Shredder (or Deep Shredder) won many tournaments and titles in the 1990s and went commercial in 1996. Stefan Meyer-Kahlen is the author.
Laser is an open-source chess engine created in 2015 by the brothers Jeffrey and Michael An, technology students in California.
Neural Network Engines
Lc0 (Leela Chess Zero) is an open-source, community-driven neural network engine. Lc0 has a net based on reinforcement learning, which means it has played itself more than 200 million games, and learns only from playing itself. When it first starts its training, Lc0 knows nothing more than the rules of chess.
It uses a Monte Carlo tree search to choose its moves. Lc0 is currently the strongest chess engine in the world, winning the Chess.com Computer Chess Championship in 2019. Lc0 plays a very different kind of chess from Stockfish. It creates exciting, attacking play, and makes moves that traditional chess engines do not understand. Lc0 tends to play endgames in a strange way, often giving up material on purpose to simplify the game instead of choosing the quickest win.
Leelenstien uses most of the code of Lc0, but has a different neural net based on supervised learning, being fed millions of previously-played chess games from chess engines, as opposed to learning from its own games. This net has proved to not be quite as strong as Lc0’s net.
Antifish also uses most of Lc0’s code, but has a neural net based solely on games played between Lc0 and Stockfish, in an effort to beat Stockfish. Antifish is not as strong as Lc0 or Leelenstein.
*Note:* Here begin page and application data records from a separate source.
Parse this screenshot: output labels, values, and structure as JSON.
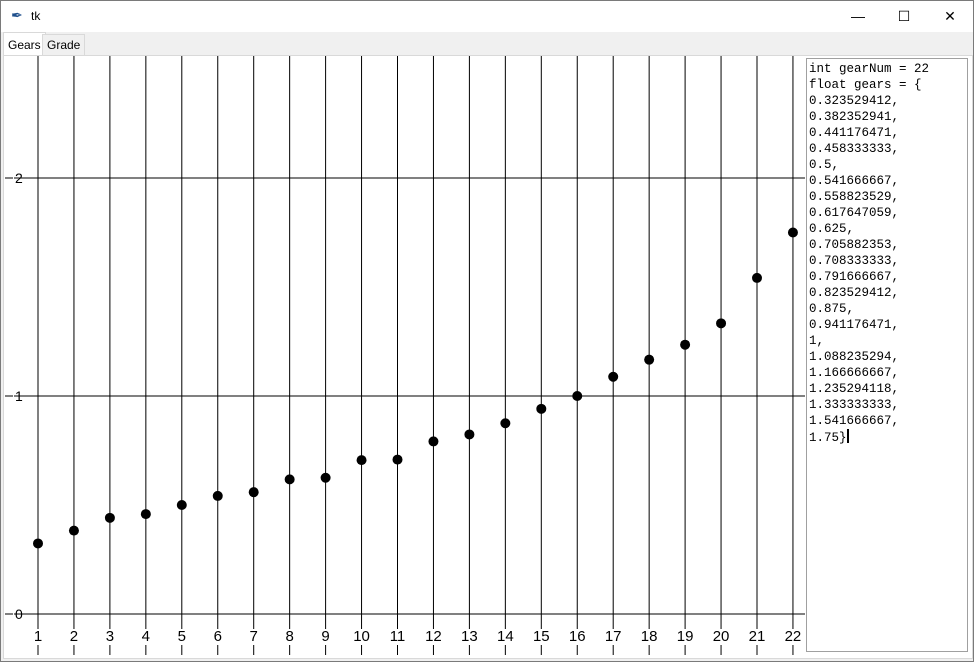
{
  "window": {
    "title": "tk",
    "icon": "feather-icon",
    "controls": [
      "minimize-icon",
      "maximize-icon",
      "close-icon"
    ]
  },
  "tabs": [
    {
      "label": "Gears",
      "active": true
    },
    {
      "label": "Grade",
      "active": false
    }
  ],
  "chart_data": {
    "type": "scatter",
    "x": [
      1,
      2,
      3,
      4,
      5,
      6,
      7,
      8,
      9,
      10,
      11,
      12,
      13,
      14,
      15,
      16,
      17,
      18,
      19,
      20,
      21,
      22
    ],
    "values": [
      0.323529412,
      0.382352941,
      0.441176471,
      0.458333333,
      0.5,
      0.541666667,
      0.558823529,
      0.617647059,
      0.625,
      0.705882353,
      0.708333333,
      0.791666667,
      0.823529412,
      0.875,
      0.941176471,
      1,
      1.088235294,
      1.166666667,
      1.235294118,
      1.333333333,
      1.541666667,
      1.75
    ],
    "x_ticks": [
      "1",
      "2",
      "3",
      "4",
      "5",
      "6",
      "7",
      "8",
      "9",
      "10",
      "11",
      "12",
      "13",
      "14",
      "15",
      "16",
      "17",
      "18",
      "19",
      "20",
      "21",
      "22"
    ],
    "y_ticks": [
      "0",
      "1",
      "2"
    ],
    "xlim": [
      1,
      22
    ],
    "ylim": [
      0,
      2.56
    ],
    "grid": true,
    "point_color": "#000000"
  },
  "code_text": {
    "lines": [
      "int gearNum = 22",
      "float gears = {",
      "0.323529412,",
      "0.382352941,",
      "0.441176471,",
      "0.458333333,",
      "0.5,",
      "0.541666667,",
      "0.558823529,",
      "0.617647059,",
      "0.625,",
      "0.705882353,",
      "0.708333333,",
      "0.791666667,",
      "0.823529412,",
      "0.875,",
      "0.941176471,",
      "1,",
      "1.088235294,",
      "1.166666667,",
      "1.235294118,",
      "1.333333333,",
      "1.541666667,",
      "1.75}"
    ]
  }
}
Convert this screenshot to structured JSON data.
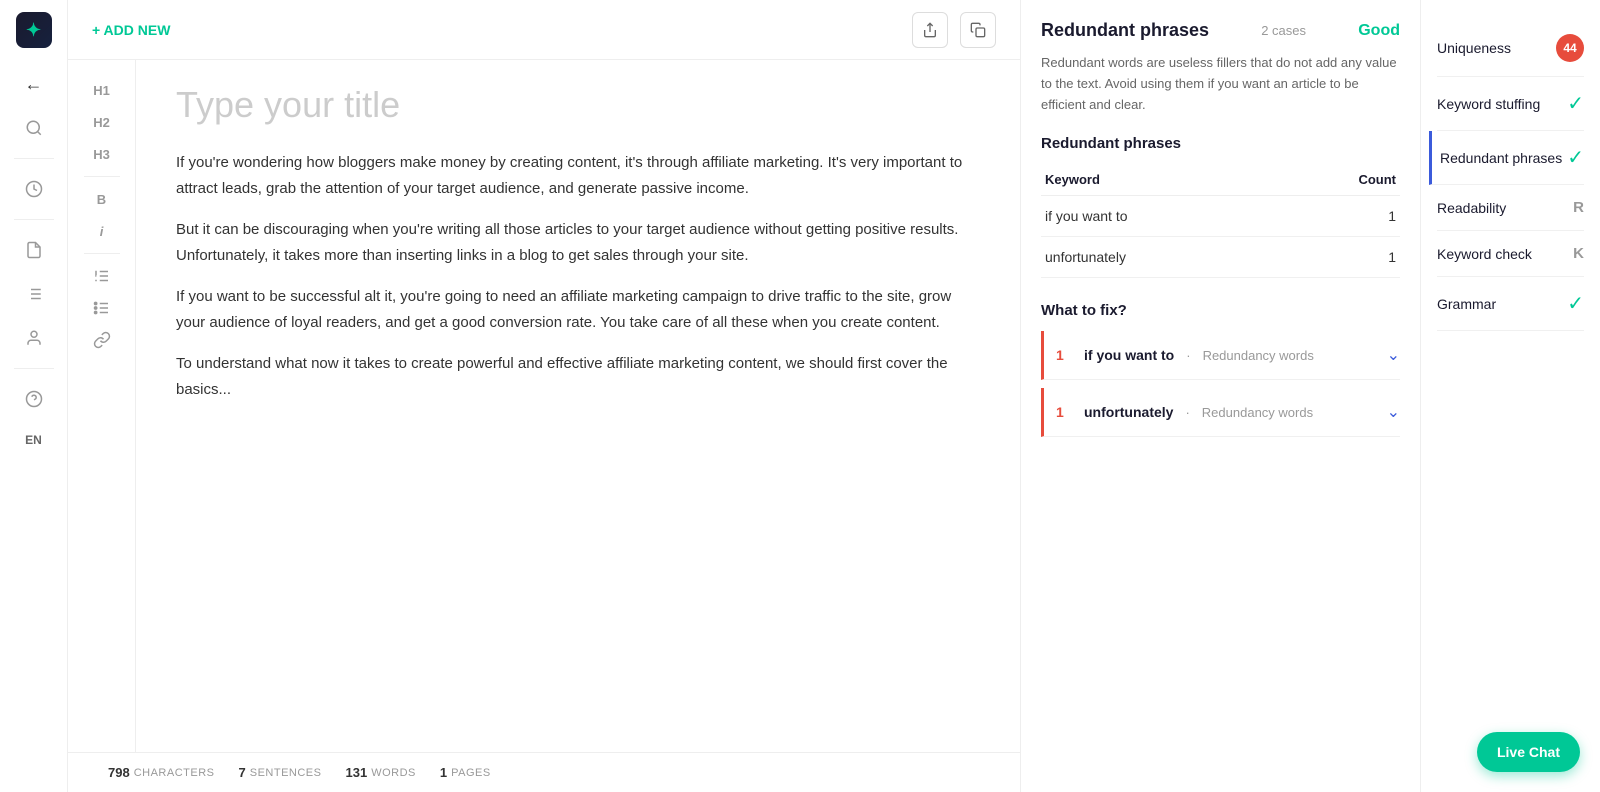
{
  "sidebar": {
    "logo": "✦",
    "lang": "EN"
  },
  "toolbar": {
    "add_new": "+ ADD NEW",
    "share_icon": "↗",
    "copy_icon": "⧉"
  },
  "format": {
    "headings": [
      "H1",
      "H2",
      "H3",
      "B",
      "i"
    ],
    "icons": [
      "☰",
      "≡",
      "⌘"
    ]
  },
  "editor": {
    "title": "Type your title",
    "paragraphs": [
      "If you're wondering how bloggers make money by creating content, it's through affiliate marketing. It's very important to attract leads, grab the attention of your target audience, and generate passive income.",
      "But it can be discouraging when you're writing all those articles to your target audience without getting positive results. Unfortunately, it takes more than inserting links in a blog to get sales through your site.",
      "If you want to be successful alt it, you're going to need an affiliate marketing campaign to drive traffic to the site, grow your audience of loyal readers, and get a good conversion rate. You take care of all these when you create content.",
      "To understand what now it takes to create powerful and effective affiliate marketing content, we should first cover the basics..."
    ]
  },
  "footer": {
    "characters": {
      "num": "798",
      "label": "CHARACTERS"
    },
    "sentences": {
      "num": "7",
      "label": "SENTENCES"
    },
    "words": {
      "num": "131",
      "label": "WORDS"
    },
    "pages": {
      "num": "1",
      "label": "PAGES"
    }
  },
  "right_panel": {
    "title": "Redundant phrases",
    "cases": "2 cases",
    "status": "Good",
    "description": "Redundant words are useless fillers that do not add any value to the text. Avoid using them if you want an article to be efficient and clear.",
    "subtitle": "Redundant phrases",
    "table": {
      "col1": "Keyword",
      "col2": "Count",
      "rows": [
        {
          "keyword": "if you want to",
          "count": "1"
        },
        {
          "keyword": "unfortunately",
          "count": "1"
        }
      ]
    },
    "what_fix": "What to fix?",
    "fix_items": [
      {
        "num": "1",
        "keyword": "if you want to",
        "separator": "·",
        "type": "Redundancy words"
      },
      {
        "num": "1",
        "keyword": "unfortunately",
        "separator": "·",
        "type": "Redundancy words"
      }
    ]
  },
  "right_nav": {
    "items": [
      {
        "label": "Uniqueness",
        "badge": "44",
        "type": "red"
      },
      {
        "label": "Keyword stuffing",
        "type": "check"
      },
      {
        "label": "Redundant phrases",
        "type": "check",
        "active": true
      },
      {
        "label": "Readability",
        "badge": "R",
        "type": "letter"
      },
      {
        "label": "Keyword check",
        "badge": "K",
        "type": "letter"
      },
      {
        "label": "Grammar",
        "type": "check"
      }
    ]
  },
  "live_chat": "Live Chat"
}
Allie is a unique NN engine written by Adam Treat. Allie uses its own Monte Carlo search, move selection, and time management code. Allie can be used with any net, and does not have a net of its own. The Allie author is looking to add A/B search to his engine.